Most perplexing is that Smashing Orange or any of its offshoots have forever been compared to other great bands of the day, while some fan critics point to groups such as Black Rebel Motorcycle Club, Ambulance Ltd, and even Jason Pierce (late of Spacemen 3), as Smashing Orange being the genesis of their sound, though methinks not, and that this notion is simply an attempt to shine a bit of light on a band who went unrecognized. Which oddly enough sparks the notion put forth by Frank Zappa who said that the world would not end by war, fire or ice, but rather by an inherent need for re-bathing in the waters of nostalgia, (don’t quote me on that, the memory of the statement has just been rattling around in my head for years) and simply trying to reinvent The Velvet Underground’s “White Light White Heat,” in the end, is not going to count for very much, unless a band is very good, very inspired, and blessed with an innate ability … something Smashing Orange was not.

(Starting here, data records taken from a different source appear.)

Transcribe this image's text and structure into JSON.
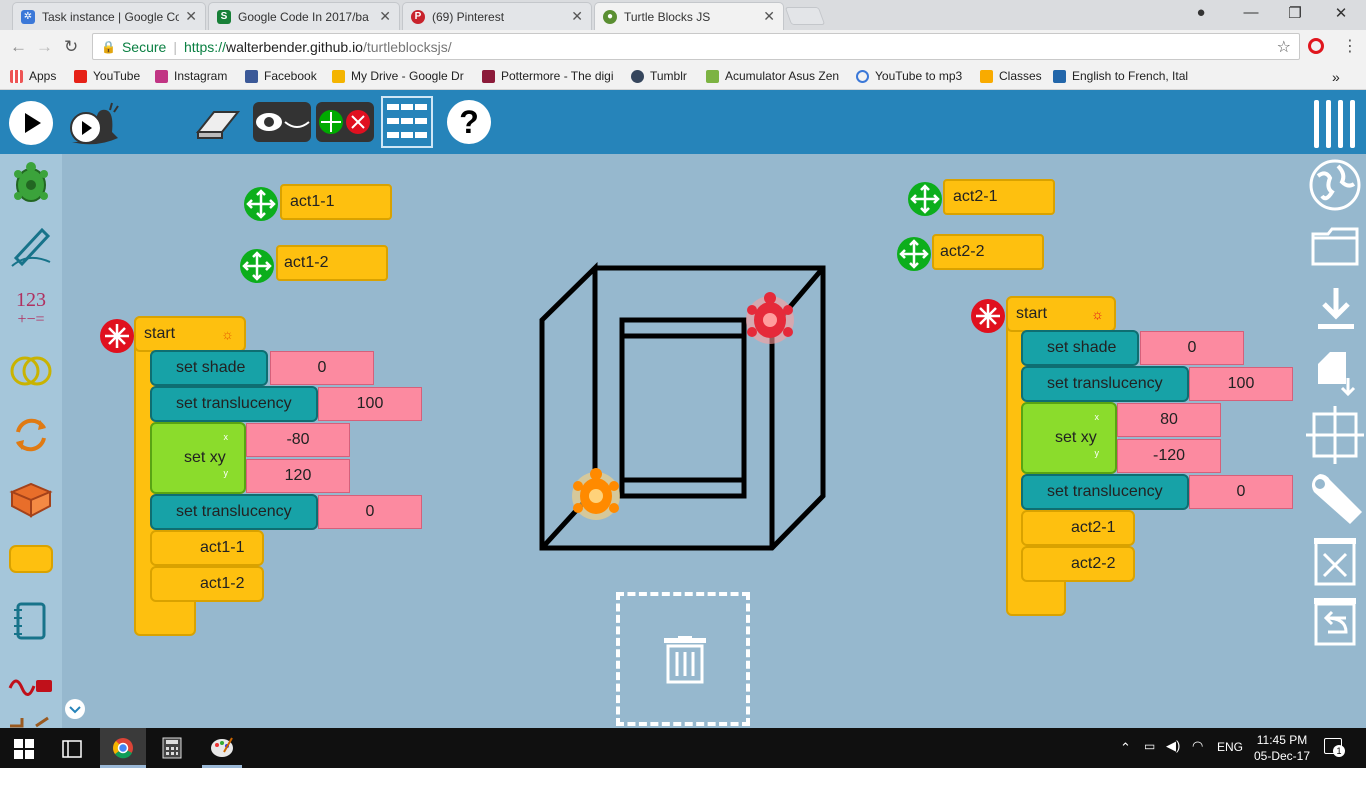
{
  "tabs": [
    {
      "title": "Task instance | Google Co",
      "icon": "gear-icon"
    },
    {
      "title": "Google Code In 2017/ba",
      "icon": "s-icon"
    },
    {
      "title": "(69) Pinterest",
      "icon": "pinterest-icon"
    },
    {
      "title": "Turtle Blocks JS",
      "icon": "turtle-icon"
    }
  ],
  "address": {
    "secure": "Secure",
    "scheme": "https://",
    "host": "walterbender.github.io",
    "path": "/turtleblocksjs/"
  },
  "bookmarks": [
    "Apps",
    "YouTube",
    "Instagram",
    "Facebook",
    "My Drive - Google Dr",
    "Pottermore - The digi",
    "Tumblr",
    "Acumulator Asus Zen",
    "YouTube to mp3",
    "Classes",
    "English to French, Ital"
  ],
  "blocks": {
    "act1_1": "act1-1",
    "act1_2": "act1-2",
    "act2_1": "act2-1",
    "act2_2": "act2-2",
    "start": "start",
    "set_shade": "set shade",
    "set_translucency": "set translucency",
    "set_xy": "set xy",
    "x": "x",
    "y": "y",
    "left": {
      "shade": "0",
      "trans1": "100",
      "x": "-80",
      "y": "120",
      "trans2": "0",
      "call1": "act1-1",
      "call2": "act1-2"
    },
    "right": {
      "shade": "0",
      "trans1": "100",
      "x": "80",
      "y": "-120",
      "trans2": "0",
      "call1": "act2-1",
      "call2": "act2-2"
    }
  },
  "colors": {
    "toolbar": "#2684ba",
    "canvas": "#96b8ce",
    "palette": "#a5c6da",
    "action_block": "#fec00f",
    "pen_block": "#17a2a7",
    "graphics_block": "#8bdc2c",
    "number_block": "#fc8aa0"
  },
  "taskbar": {
    "time": "11:45 PM",
    "date": "05-Dec-17",
    "lang": "ENG",
    "notifications": "1"
  }
}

Please, understand that “White Light White Heat” will never go out of fashion, yet the music of Smashing Orange was out of fashion before it was committed to vinyl, a second tier band of shoegazers who were committed to a formula which they thought could circumvent actual creative annunciations, because simply knowing some sonic tricks is not going to ride anyone into the pages of history. Yes, Smashing Orange and their splinter groups had some compelling moments, but it’s their lack of originality that has left them by the roadside. That aside, the band was or sounded forever to be laced in conflict, whether it was the pop song approach, their experimental fractured bliss, or their noise factor, Smashing Orange, more aptly Rob Montejo, could not find a comfortable place to sit, thus their audience could not find a comfortable place to stand, leaving us with essentially nothing of value, as fence sitting is just a balancing act. And if you need proof of that, then look no further than the band’s monicker, which I explained at the beginning of this review.

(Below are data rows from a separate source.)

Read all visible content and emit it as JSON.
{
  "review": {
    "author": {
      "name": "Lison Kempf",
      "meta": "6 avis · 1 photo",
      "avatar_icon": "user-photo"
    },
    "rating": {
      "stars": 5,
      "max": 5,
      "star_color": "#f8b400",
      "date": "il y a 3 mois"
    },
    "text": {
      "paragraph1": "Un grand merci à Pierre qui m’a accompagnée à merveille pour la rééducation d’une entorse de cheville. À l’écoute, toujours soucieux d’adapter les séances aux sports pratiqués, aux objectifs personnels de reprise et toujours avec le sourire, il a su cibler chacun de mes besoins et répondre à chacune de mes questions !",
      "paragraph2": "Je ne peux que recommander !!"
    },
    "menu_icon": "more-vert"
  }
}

In several interviews Rob claims that his intentions were misguided, that he wanted to create a band with a big sound, one heavy on musical and vocal harmonies … and if that’s the case, then the man should surely find someone with a less awkward delivery, though (laughing) with Rob claiming that Syd Barrett was the originator of shoegazer, and then said to a question on why Smashing Orange spilt, saying, “The band had run its creative course and the desire to be something special was forever dead. I finally realized that I could not shoulder the elephant of complacency and more forward … I needed to grow.” At that point I wanted to grab at the air and say, “But you didn’t grow, you didn’t change, you’re still a guy with a girl drummer who can sing better than you, the compliance was all on you, and I’ve no idea why you thought you needed an elephant on your shoulder, or what you fed it.”

But I just nodded and jotted down notes.

Review by Jenell Kesler